[Website and app data records]
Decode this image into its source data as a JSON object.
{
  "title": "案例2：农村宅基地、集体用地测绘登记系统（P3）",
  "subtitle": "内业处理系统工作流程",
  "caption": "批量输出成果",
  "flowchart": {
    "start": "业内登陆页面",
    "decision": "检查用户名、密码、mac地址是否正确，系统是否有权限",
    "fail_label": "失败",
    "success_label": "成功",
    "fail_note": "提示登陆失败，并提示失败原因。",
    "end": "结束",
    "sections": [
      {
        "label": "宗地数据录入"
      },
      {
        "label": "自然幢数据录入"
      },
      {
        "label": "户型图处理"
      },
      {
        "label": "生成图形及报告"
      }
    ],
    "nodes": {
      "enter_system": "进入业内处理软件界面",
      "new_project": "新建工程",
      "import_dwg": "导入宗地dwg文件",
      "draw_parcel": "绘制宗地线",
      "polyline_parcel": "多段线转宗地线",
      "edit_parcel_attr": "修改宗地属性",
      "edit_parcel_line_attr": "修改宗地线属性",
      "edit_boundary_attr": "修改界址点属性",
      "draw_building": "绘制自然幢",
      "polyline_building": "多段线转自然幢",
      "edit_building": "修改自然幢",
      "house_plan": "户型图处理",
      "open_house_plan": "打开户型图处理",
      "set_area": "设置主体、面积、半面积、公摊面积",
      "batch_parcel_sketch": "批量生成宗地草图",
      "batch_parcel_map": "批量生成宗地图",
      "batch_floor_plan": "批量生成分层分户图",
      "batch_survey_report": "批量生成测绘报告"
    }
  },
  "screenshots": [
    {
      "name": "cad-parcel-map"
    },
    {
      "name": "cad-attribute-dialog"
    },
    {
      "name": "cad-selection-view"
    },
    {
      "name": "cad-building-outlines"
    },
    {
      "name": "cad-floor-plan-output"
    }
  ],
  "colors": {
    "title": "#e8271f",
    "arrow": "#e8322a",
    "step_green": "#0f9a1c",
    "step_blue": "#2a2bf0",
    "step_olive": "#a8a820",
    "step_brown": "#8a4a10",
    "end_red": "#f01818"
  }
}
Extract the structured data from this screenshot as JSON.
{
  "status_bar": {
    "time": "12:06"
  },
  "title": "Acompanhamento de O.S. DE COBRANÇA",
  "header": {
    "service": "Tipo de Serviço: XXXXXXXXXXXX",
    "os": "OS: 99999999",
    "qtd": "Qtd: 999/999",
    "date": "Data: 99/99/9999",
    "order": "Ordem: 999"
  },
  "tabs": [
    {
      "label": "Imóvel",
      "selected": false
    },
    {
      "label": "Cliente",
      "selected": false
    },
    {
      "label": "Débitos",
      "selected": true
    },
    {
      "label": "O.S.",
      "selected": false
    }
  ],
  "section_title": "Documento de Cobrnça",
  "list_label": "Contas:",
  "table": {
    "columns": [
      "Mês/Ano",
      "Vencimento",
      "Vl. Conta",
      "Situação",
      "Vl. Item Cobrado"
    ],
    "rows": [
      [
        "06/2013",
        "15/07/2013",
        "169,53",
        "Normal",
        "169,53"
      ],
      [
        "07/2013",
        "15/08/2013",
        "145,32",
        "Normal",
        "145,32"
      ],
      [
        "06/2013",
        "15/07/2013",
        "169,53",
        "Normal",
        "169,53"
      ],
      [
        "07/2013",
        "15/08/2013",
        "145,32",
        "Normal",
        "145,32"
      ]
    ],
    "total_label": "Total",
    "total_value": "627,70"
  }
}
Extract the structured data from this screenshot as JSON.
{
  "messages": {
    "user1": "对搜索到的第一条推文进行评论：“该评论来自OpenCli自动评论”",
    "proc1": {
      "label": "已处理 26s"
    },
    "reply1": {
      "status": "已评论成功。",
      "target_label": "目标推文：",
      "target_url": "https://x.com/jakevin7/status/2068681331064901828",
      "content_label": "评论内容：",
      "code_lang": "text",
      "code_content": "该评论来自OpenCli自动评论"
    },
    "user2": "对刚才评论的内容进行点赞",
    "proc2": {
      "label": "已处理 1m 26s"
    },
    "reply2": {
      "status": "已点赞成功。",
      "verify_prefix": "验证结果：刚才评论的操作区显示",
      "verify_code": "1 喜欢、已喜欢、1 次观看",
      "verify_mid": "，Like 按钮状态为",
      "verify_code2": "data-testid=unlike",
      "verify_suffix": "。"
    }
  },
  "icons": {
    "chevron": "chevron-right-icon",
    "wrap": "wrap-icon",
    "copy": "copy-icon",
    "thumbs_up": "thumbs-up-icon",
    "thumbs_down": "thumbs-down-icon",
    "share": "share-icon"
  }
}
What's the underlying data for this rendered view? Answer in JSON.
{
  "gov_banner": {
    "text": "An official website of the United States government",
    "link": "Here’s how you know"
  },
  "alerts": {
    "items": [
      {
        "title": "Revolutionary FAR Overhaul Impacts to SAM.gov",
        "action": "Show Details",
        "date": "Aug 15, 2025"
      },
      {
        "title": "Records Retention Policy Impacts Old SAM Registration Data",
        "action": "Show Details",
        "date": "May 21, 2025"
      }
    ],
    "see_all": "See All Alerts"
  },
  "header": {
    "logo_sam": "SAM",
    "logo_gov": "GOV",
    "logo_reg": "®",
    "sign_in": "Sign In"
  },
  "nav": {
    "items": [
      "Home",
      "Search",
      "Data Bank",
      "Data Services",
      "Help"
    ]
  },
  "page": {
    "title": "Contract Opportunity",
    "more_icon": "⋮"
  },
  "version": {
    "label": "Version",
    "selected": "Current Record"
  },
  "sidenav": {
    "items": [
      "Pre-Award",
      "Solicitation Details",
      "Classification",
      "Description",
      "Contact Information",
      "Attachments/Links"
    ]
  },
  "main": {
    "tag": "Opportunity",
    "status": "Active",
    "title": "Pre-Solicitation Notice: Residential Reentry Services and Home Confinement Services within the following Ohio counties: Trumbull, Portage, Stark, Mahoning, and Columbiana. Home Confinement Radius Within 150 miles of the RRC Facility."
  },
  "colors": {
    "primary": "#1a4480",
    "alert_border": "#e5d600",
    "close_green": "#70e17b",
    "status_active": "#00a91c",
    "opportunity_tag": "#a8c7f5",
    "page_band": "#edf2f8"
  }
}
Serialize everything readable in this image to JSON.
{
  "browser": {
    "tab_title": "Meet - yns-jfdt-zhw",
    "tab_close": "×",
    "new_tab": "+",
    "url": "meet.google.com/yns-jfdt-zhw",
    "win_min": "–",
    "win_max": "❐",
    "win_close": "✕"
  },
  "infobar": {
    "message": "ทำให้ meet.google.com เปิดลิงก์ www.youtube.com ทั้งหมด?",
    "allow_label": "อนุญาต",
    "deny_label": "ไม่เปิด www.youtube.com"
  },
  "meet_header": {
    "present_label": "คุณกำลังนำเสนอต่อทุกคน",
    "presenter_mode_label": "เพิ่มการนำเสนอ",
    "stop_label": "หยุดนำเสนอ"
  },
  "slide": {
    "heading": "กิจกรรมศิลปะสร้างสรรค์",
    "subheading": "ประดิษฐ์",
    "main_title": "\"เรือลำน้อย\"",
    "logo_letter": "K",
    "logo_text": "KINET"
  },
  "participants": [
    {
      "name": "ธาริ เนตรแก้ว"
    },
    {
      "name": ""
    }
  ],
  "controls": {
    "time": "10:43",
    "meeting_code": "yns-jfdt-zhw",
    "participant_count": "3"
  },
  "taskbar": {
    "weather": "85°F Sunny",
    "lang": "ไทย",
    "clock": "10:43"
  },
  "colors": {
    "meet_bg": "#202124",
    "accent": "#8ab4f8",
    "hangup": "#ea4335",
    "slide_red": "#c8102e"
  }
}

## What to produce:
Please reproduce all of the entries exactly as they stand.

## Solution to this task:
Decode this image into its source data as a JSON object.
{
  "title": "案例2：农村宅基地、集体用地测绘登记系统（P3）",
  "subtitle": "内业处理系统工作流程",
  "caption": "批量输出成果",
  "flowchart": {
    "start": "业内登陆页面",
    "decision": "检查用户名、密码、mac地址是否正确，系统是否有权限",
    "fail_label": "失败",
    "success_label": "成功",
    "fail_note": "提示登陆失败，并提示失败原因。",
    "end": "结束",
    "sections": [
      {
        "label": "宗地数据录入"
      },
      {
        "label": "自然幢数据录入"
      },
      {
        "label": "户型图处理"
      },
      {
        "label": "生成图形及报告"
      }
    ],
    "nodes": {
      "enter_system": "进入业内处理软件界面",
      "new_project": "新建工程",
      "import_dwg": "导入宗地dwg文件",
      "draw_parcel": "绘制宗地线",
      "polyline_parcel": "多段线转宗地线",
      "edit_parcel_attr": "修改宗地属性",
      "edit_parcel_line_attr": "修改宗地线属性",
      "edit_boundary_attr": "修改界址点属性",
      "draw_building": "绘制自然幢",
      "polyline_building": "多段线转自然幢",
      "edit_building": "修改自然幢",
      "house_plan": "户型图处理",
      "open_house_plan": "打开户型图处理",
      "set_area": "设置主体、面积、半面积、公摊面积",
      "batch_parcel_sketch": "批量生成宗地草图",
      "batch_parcel_map": "批量生成宗地图",
      "batch_floor_plan": "批量生成分层分户图",
      "batch_survey_report": "批量生成测绘报告"
    }
  },
  "screenshots": [
    {
      "name": "cad-parcel-map"
    },
    {
      "name": "cad-attribute-dialog"
    },
    {
      "name": "cad-selection-view"
    },
    {
      "name": "cad-building-outlines"
    },
    {
      "name": "cad-floor-plan-output"
    }
  ],
  "colors": {
    "title": "#e8271f",
    "arrow": "#e8322a",
    "step_green": "#0f9a1c",
    "step_blue": "#2a2bf0",
    "step_olive": "#a8a820",
    "step_brown": "#8a4a10",
    "end_red": "#f01818"
  }
}
Extract the structured data from this screenshot as JSON.
{
  "status_bar": {
    "time": "12:06"
  },
  "title": "Acompanhamento de O.S. DE COBRANÇA",
  "header": {
    "service": "Tipo de Serviço: XXXXXXXXXXXX",
    "os": "OS: 99999999",
    "qtd": "Qtd: 999/999",
    "date": "Data: 99/99/9999",
    "order": "Ordem: 999"
  },
  "tabs": [
    {
      "label": "Imóvel",
      "selected": false
    },
    {
      "label": "Cliente",
      "selected": false
    },
    {
      "label": "Débitos",
      "selected": true
    },
    {
      "label": "O.S.",
      "selected": false
    }
  ],
  "section_title": "Documento de Cobrnça",
  "list_label": "Contas:",
  "table": {
    "columns": [
      "Mês/Ano",
      "Vencimento",
      "Vl. Conta",
      "Situação",
      "Vl. Item Cobrado"
    ],
    "rows": [
      [
        "06/2013",
        "15/07/2013",
        "169,53",
        "Normal",
        "169,53"
      ],
      [
        "07/2013",
        "15/08/2013",
        "145,32",
        "Normal",
        "145,32"
      ],
      [
        "06/2013",
        "15/07/2013",
        "169,53",
        "Normal",
        "169,53"
      ],
      [
        "07/2013",
        "15/08/2013",
        "145,32",
        "Normal",
        "145,32"
      ]
    ],
    "total_label": "Total",
    "total_value": "627,70"
  }
}
Extract the structured data from this screenshot as JSON.
{
  "messages": {
    "user1": "对搜索到的第一条推文进行评论：“该评论来自OpenCli自动评论”",
    "proc1": {
      "label": "已处理 26s"
    },
    "reply1": {
      "status": "已评论成功。",
      "target_label": "目标推文：",
      "target_url": "https://x.com/jakevin7/status/2068681331064901828",
      "content_label": "评论内容：",
      "code_lang": "text",
      "code_content": "该评论来自OpenCli自动评论"
    },
    "user2": "对刚才评论的内容进行点赞",
    "proc2": {
      "label": "已处理 1m 26s"
    },
    "reply2": {
      "status": "已点赞成功。",
      "verify_prefix": "验证结果：刚才评论的操作区显示",
      "verify_code": "1 喜欢、已喜欢、1 次观看",
      "verify_mid": "，Like 按钮状态为",
      "verify_code2": "data-testid=unlike",
      "verify_suffix": "。"
    }
  },
  "icons": {
    "chevron": "chevron-right-icon",
    "wrap": "wrap-icon",
    "copy": "copy-icon",
    "thumbs_up": "thumbs-up-icon",
    "thumbs_down": "thumbs-down-icon",
    "share": "share-icon"
  }
}
What's the underlying data for this rendered view? Answer in JSON.
{
  "gov_banner": {
    "text": "An official website of the United States government",
    "link": "Here’s how you know"
  },
  "alerts": {
    "items": [
      {
        "title": "Revolutionary FAR Overhaul Impacts to SAM.gov",
        "action": "Show Details",
        "date": "Aug 15, 2025"
      },
      {
        "title": "Records Retention Policy Impacts Old SAM Registration Data",
        "action": "Show Details",
        "date": "May 21, 2025"
      }
    ],
    "see_all": "See All Alerts"
  },
  "header": {
    "logo_sam": "SAM",
    "logo_gov": "GOV",
    "logo_reg": "®",
    "sign_in": "Sign In"
  },
  "nav": {
    "items": [
      "Home",
      "Search",
      "Data Bank",
      "Data Services",
      "Help"
    ]
  },
  "page": {
    "title": "Contract Opportunity",
    "more_icon": "⋮"
  },
  "version": {
    "label": "Version",
    "selected": "Current Record"
  },
  "sidenav": {
    "items": [
      "Pre-Award",
      "Solicitation Details",
      "Classification",
      "Description",
      "Contact Information",
      "Attachments/Links"
    ]
  },
  "main": {
    "tag": "Opportunity",
    "status": "Active",
    "title": "Pre-Solicitation Notice: Residential Reentry Services and Home Confinement Services within the following Ohio counties: Trumbull, Portage, Stark, Mahoning, and Columbiana. Home Confinement Radius Within 150 miles of the RRC Facility."
  },
  "colors": {
    "primary": "#1a4480",
    "alert_border": "#e5d600",
    "close_green": "#70e17b",
    "status_active": "#00a91c",
    "opportunity_tag": "#a8c7f5",
    "page_band": "#edf2f8"
  }
}
Serialize everything readable in this image to JSON.
{
  "browser": {
    "tab_title": "Meet - yns-jfdt-zhw",
    "tab_close": "×",
    "new_tab": "+",
    "url": "meet.google.com/yns-jfdt-zhw",
    "win_min": "–",
    "win_max": "❐",
    "win_close": "✕"
  },
  "infobar": {
    "message": "ทำให้ meet.google.com เปิดลิงก์ www.youtube.com ทั้งหมด?",
    "allow_label": "อนุญาต",
    "deny_label": "ไม่เปิด www.youtube.com"
  },
  "meet_header": {
    "present_label": "คุณกำลังนำเสนอต่อทุกคน",
    "presenter_mode_label": "เพิ่มการนำเสนอ",
    "stop_label": "หยุดนำเสนอ"
  },
  "slide": {
    "heading": "กิจกรรมศิลปะสร้างสรรค์",
    "subheading": "ประดิษฐ์",
    "main_title": "\"เรือลำน้อย\"",
    "logo_letter": "K",
    "logo_text": "KINET"
  },
  "participants": [
    {
      "name": "ธาริ เนตรแก้ว"
    },
    {
      "name": ""
    }
  ],
  "controls": {
    "time": "10:43",
    "meeting_code": "yns-jfdt-zhw",
    "participant_count": "3"
  },
  "taskbar": {
    "weather": "85°F Sunny",
    "lang": "ไทย",
    "clock": "10:43"
  },
  "colors": {
    "meet_bg": "#202124",
    "accent": "#8ab4f8",
    "hangup": "#ea4335",
    "slide_red": "#c8102e"
  }
}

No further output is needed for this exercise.